*** Opening of Supplied data ***
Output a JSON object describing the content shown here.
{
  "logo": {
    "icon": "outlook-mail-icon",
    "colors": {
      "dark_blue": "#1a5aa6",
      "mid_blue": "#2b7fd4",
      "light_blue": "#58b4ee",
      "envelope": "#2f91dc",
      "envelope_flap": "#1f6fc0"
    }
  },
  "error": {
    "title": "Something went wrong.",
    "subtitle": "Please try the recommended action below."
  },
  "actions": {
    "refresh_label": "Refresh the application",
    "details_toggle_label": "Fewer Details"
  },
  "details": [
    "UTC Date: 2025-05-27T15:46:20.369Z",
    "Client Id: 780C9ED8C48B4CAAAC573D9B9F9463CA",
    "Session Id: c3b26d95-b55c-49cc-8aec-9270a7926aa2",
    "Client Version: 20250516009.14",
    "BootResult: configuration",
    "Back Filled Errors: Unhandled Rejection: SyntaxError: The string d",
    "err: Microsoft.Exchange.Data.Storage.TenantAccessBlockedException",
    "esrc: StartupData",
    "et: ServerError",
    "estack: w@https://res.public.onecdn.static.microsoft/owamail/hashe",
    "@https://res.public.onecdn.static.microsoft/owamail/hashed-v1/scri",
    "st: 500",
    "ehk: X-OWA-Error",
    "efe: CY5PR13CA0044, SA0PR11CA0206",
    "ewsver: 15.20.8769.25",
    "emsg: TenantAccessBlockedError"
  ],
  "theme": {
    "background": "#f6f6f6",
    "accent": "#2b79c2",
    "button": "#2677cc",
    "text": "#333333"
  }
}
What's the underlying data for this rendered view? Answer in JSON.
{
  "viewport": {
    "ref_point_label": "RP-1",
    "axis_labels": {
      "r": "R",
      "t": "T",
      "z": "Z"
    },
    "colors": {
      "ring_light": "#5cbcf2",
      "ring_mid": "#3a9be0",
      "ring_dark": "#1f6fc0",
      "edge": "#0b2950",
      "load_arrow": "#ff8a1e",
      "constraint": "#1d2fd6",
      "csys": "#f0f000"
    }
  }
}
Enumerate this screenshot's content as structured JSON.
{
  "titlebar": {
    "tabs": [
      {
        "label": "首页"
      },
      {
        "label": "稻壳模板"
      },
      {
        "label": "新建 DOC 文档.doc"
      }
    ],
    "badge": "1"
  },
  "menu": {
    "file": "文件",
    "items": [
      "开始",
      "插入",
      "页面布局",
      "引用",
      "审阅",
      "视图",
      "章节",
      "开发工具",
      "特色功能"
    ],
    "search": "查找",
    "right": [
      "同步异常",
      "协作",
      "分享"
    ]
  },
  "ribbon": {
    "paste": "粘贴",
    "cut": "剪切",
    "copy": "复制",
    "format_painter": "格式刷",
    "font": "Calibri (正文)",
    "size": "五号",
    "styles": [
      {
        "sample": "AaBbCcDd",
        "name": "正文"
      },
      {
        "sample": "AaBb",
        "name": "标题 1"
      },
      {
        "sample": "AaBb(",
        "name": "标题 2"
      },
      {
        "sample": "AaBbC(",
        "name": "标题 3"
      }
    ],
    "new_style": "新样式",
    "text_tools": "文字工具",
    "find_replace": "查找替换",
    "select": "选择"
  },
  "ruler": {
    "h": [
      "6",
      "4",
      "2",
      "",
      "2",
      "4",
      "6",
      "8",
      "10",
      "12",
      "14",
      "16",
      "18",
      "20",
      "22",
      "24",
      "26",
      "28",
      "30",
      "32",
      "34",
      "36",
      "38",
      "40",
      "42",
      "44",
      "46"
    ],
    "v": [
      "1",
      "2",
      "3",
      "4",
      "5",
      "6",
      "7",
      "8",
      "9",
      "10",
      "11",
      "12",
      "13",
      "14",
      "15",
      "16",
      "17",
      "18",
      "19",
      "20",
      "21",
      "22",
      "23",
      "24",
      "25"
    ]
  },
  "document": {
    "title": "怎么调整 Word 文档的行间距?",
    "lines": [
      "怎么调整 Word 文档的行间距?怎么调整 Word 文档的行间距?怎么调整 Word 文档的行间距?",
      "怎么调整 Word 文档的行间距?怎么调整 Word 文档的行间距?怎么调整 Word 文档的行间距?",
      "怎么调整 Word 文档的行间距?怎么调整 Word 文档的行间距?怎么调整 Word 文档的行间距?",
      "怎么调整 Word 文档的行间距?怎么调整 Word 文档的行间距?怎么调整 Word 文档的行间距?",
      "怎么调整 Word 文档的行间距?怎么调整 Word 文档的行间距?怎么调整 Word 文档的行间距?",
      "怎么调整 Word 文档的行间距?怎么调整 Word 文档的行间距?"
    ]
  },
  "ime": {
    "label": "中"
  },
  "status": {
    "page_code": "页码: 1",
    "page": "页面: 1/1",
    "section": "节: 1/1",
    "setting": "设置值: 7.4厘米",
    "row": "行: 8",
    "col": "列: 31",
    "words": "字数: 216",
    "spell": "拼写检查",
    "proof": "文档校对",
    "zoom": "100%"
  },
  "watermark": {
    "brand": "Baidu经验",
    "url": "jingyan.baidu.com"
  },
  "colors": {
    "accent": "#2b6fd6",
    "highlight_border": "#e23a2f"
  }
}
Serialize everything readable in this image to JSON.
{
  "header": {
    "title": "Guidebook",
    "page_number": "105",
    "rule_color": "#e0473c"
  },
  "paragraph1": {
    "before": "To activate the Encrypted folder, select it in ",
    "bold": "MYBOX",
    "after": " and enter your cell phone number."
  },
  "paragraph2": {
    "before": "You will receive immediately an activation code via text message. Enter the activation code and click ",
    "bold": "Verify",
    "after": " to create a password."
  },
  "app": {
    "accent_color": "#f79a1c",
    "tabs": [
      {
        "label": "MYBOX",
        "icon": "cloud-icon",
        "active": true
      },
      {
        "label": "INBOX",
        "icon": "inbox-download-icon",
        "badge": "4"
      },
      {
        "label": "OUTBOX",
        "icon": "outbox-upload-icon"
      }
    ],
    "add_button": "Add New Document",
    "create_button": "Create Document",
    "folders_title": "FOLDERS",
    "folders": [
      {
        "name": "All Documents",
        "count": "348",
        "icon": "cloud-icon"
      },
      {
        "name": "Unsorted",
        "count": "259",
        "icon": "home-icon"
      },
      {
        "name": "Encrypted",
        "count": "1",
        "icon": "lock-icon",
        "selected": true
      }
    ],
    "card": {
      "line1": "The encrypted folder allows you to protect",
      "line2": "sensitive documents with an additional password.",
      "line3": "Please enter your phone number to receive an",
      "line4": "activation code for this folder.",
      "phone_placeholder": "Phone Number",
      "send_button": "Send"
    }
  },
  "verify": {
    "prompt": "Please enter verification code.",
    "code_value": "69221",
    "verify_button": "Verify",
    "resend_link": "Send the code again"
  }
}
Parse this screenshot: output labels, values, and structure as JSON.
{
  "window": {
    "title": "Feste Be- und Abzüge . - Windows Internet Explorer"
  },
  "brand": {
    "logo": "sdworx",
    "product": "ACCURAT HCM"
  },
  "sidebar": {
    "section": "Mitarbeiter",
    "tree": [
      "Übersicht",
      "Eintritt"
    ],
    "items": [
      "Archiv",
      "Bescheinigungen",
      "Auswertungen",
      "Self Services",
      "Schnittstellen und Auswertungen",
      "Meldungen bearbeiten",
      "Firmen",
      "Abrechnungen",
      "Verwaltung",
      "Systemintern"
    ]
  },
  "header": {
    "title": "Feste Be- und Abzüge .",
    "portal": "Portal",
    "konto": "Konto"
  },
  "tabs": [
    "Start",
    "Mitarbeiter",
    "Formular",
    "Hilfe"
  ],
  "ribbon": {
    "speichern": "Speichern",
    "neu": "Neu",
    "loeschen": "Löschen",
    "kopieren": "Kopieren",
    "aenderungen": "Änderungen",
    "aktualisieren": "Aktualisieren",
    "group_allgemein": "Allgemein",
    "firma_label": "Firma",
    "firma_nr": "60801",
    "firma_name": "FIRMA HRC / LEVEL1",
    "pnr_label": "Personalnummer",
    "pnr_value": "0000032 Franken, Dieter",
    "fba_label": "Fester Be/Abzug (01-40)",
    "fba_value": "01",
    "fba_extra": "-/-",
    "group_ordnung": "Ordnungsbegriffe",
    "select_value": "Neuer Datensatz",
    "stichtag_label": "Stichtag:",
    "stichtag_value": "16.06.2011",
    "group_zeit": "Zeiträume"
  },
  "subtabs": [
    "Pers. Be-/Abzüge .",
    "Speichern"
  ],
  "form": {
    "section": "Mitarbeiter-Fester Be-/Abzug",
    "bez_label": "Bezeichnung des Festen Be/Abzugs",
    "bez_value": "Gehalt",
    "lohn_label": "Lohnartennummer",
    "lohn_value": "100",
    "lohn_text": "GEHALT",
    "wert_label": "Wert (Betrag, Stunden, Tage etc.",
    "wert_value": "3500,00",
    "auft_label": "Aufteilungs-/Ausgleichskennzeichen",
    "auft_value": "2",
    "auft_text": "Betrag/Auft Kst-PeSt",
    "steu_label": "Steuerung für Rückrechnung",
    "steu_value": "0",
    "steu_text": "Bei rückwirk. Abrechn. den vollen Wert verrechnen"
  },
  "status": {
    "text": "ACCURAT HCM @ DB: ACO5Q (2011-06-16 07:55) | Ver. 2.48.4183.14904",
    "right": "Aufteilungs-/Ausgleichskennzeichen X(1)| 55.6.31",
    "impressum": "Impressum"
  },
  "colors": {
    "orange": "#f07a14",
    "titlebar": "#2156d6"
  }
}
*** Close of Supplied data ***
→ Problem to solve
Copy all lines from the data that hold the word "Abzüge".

→ Result for this exercise
    "title": "Feste Be- und Abzüge . - Windows Internet Explorer"
    "title": "Feste Be- und Abzüge .",
    "Pers. Be-/Abzüge .",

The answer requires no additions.